It’s a matter of simple history that the best effects pedals ever made with the Ibanez name on them were never made by Ibanez. They were actually made by a then lesser-known company called Maxon, who continued to make Ibanez pedals up until a few years ago when Maxon decided it would be best to produce pedals under their own name. Following a “quality over quantity” philosophy, the company has “reissued” several formerly Ibanez-branded pedals with significant upgrades, including top-of-the-line components and true bypass switching. One of these newly reissued products is an old favorite, the AD-9 Analog Delay, now known as the AD-9 Pro.
Having played through a number of recent Ibanez AD-9 delays that were, well, less-than-inspiring, I was curious what Maxon would do to win me over. In addition to true bypass switching and upgraded components, the Maxon offers increased delay time (nearly 500 ms) as well as improved headroom and dynamic range. The result is a warm, rich analog delay without any of the fuzziness sometimes associated with analog. Especially cool is the top-mounted function switch that lets you choose between “Single Head” and “Dual Head” mode, the former being just a standard analog delay whereas the latter offers simulation of a multi-head tape echo.
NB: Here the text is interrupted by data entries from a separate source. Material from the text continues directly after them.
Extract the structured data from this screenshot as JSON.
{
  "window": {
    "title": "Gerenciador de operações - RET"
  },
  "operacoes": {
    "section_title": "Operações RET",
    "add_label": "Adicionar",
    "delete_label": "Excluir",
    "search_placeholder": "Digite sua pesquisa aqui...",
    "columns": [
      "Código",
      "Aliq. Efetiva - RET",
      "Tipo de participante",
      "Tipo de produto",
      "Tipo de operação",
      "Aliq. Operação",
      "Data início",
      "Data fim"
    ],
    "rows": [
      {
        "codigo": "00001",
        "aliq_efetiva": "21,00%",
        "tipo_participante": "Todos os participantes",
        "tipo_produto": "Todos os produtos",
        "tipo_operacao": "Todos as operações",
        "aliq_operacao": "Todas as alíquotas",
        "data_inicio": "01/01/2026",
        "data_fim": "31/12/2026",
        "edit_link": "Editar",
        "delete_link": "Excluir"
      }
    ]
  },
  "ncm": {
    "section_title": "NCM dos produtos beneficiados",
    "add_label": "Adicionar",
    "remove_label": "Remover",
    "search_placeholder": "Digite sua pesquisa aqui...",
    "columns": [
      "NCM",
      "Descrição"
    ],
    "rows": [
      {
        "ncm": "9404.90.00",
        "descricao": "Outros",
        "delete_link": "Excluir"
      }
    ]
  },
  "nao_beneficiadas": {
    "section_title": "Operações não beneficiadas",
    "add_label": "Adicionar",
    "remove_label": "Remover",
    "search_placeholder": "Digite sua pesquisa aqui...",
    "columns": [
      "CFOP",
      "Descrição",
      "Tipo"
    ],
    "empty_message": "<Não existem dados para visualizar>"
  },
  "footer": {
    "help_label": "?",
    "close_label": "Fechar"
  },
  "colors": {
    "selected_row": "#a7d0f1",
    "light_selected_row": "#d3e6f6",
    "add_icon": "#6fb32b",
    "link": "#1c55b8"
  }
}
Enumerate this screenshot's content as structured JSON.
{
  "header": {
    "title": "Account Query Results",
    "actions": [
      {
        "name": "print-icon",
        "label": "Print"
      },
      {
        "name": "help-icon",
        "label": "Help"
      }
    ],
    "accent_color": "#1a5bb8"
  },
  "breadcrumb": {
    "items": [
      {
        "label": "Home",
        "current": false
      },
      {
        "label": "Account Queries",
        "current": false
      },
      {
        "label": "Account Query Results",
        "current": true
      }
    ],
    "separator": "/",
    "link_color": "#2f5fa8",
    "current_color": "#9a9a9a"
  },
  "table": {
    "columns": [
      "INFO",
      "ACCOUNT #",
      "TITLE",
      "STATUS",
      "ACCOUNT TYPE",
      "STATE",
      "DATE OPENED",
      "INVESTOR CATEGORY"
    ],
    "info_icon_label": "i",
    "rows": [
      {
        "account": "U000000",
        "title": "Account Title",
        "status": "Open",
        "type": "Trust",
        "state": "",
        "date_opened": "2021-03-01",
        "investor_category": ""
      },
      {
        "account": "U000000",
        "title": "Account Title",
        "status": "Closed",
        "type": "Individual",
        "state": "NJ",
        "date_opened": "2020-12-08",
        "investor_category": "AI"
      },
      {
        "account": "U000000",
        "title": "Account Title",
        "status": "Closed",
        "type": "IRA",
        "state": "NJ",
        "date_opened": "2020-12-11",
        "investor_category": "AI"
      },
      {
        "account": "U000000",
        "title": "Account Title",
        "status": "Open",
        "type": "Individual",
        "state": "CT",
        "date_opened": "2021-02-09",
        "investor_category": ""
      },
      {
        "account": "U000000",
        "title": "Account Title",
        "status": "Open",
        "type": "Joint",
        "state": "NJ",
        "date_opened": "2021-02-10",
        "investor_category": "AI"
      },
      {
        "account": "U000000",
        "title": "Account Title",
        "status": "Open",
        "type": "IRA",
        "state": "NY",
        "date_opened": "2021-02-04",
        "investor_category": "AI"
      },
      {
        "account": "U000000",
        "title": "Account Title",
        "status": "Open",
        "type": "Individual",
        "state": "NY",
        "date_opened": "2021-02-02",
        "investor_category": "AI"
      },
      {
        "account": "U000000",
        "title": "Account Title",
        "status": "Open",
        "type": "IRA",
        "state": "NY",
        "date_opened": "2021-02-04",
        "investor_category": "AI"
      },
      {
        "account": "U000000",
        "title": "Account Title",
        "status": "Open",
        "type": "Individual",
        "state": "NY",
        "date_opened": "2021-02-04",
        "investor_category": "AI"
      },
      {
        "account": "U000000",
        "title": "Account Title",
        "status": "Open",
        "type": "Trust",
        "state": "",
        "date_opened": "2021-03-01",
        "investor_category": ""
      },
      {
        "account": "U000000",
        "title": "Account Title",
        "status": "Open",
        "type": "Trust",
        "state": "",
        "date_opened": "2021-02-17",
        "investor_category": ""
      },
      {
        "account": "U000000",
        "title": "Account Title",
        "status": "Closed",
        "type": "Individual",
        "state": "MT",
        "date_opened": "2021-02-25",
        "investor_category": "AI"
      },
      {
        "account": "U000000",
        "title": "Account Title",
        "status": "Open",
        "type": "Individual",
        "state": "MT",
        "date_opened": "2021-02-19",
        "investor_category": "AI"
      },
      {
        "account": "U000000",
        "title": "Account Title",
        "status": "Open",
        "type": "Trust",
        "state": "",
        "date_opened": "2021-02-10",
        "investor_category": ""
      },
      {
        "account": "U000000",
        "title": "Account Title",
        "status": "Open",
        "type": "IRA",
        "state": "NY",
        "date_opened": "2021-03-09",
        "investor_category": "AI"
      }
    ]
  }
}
The “Dual Head” mode allows some nice ping-pong delay sounds as well as ambient delays. It’s a mode the Edge would be proud of.
I tested the AD-9 with a Carr Rambler and a few overdrive pedals, and was very impressed with the pedal’s richness and quietness. It’s not cheap for an analog delay, but it also doesn’t have any of the issues with older units or unreliable tape echoes. For the price, you get a warm, rich, vintage-sounding delay with excellent construction, including true bypass.